Compass readings that do not show true north and interference with satellite operations are a few of the problems caused by the properties of Earth’s magnetic field.
The magnetic field radiates around the globe and far into space, but is defined by processes deep in Earth’s core, where temperatures exceed 5,000 degrees Celsius.
New research by geophysicists at the University of Leeds suggests that the manner in which this super-hot core is cooled is key to understanding the causes of the peculiar properties — or anomalies, as scientists call them — of Earth’s magnetic field.
Dynamo at the center of the Earth
In the scorching temperatures deep within the Earth, the core is a mass of molten iron that acts like a dynamo. As the molten iron moves, it generates the Earth’s global magnetic field.
Convective currents keep the dynamo spinning as heat flows from the core into the mantle, a rocky layer that extends 2,900 kilometers up to Earth’s crust.
Research by Dr Jonathan Maund and Professor Christopher Davies, from the School of Earth and the Environment at Leeds, found that this cooling process does not occur in a uniform way across the Earth – and these differences cause anomalies in the Earth’s magnetic field.
Variations in the Earth’s magnetic field
Seismic analysis determined that there are regions in the mantle, under Africa and the Pacific Ocean for example, that are particularly hot. Computer simulations conducted by the researchers revealed that these hot regions reduce the cooling effect on the core – and this causes regional or local changes in magnetic field properties.
For example, when the mantle is hotter, the magnetic field at the top of the core is likely to be weaker.
This results in a weaker magnetic field projected into space over the southern Atlantic Ocean, causing problems for orbiting satellites.
intervention in space technology
Dr Maund, who led the study, said: “One of the things the magnetic field in space does is deflect charged particles emitted from the sun. When the magnetic field is weaker, this protective shield is not very effective.
“So, when satellites pass over that region, these charged particles can disrupt and interfere with their operations.”
Scientists have known about the anomaly over the South Atlantic Ocean since they began observing and monitoring the magnetic field, but it is unknown if it is a long-lived feature or something that happened more recently in Earth’s history.
As the study in Leeds revealed, the anomalies are likely caused by differences in the rate of heat flow from the Earth’s core into the mantle. It is likely that these differences in the flow of heat, in the internal structure of the Earth, determine how long it can last.
Dr Maund added: “Processes in the mantle are happening very slowly, so we can expect the anomalies in temperature in the lower mantle to remain unchanged for tens of millions of years. years.
“But the hotter outer core is a quite dynamic fluid region. So the heat fluxes and the magnetic field properties that cause them will likely fluctuate on shorter time scales, perhaps 100 to 1,000 years.”

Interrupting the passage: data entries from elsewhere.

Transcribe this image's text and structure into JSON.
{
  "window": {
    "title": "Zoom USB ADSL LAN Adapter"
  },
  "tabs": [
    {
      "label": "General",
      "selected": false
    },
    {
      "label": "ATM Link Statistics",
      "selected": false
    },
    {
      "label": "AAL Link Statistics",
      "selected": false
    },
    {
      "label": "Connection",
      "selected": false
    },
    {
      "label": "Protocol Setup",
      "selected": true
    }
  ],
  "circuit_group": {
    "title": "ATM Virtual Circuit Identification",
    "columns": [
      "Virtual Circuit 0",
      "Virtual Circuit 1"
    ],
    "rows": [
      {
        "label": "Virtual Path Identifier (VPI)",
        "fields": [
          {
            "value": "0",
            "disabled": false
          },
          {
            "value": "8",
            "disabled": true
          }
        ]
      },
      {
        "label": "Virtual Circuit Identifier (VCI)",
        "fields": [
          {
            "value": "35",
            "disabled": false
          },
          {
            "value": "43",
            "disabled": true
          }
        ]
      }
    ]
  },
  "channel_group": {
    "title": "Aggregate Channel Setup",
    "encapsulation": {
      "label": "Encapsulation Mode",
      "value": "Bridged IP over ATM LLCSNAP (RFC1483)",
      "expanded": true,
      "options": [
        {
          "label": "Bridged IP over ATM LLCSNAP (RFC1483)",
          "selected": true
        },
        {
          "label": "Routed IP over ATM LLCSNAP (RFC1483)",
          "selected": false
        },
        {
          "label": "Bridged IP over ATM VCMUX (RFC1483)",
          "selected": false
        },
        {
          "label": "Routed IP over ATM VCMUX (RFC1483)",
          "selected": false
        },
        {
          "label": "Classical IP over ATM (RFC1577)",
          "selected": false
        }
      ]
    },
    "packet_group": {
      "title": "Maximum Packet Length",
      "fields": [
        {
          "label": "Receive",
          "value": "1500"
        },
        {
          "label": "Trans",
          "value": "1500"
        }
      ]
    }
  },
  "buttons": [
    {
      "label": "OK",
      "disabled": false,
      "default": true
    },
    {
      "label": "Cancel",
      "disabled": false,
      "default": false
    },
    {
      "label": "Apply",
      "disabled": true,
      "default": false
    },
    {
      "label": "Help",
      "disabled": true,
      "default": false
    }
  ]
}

The paper – longitudinal structure of Earth’s magnetic field controlled by low mantle convection flow – is published in Nature Geoscience. When the ban is lifted, it can be downloaded from a file Natural Earth Sciences website. https://www.nature.com/articles/s41561-023-01148-9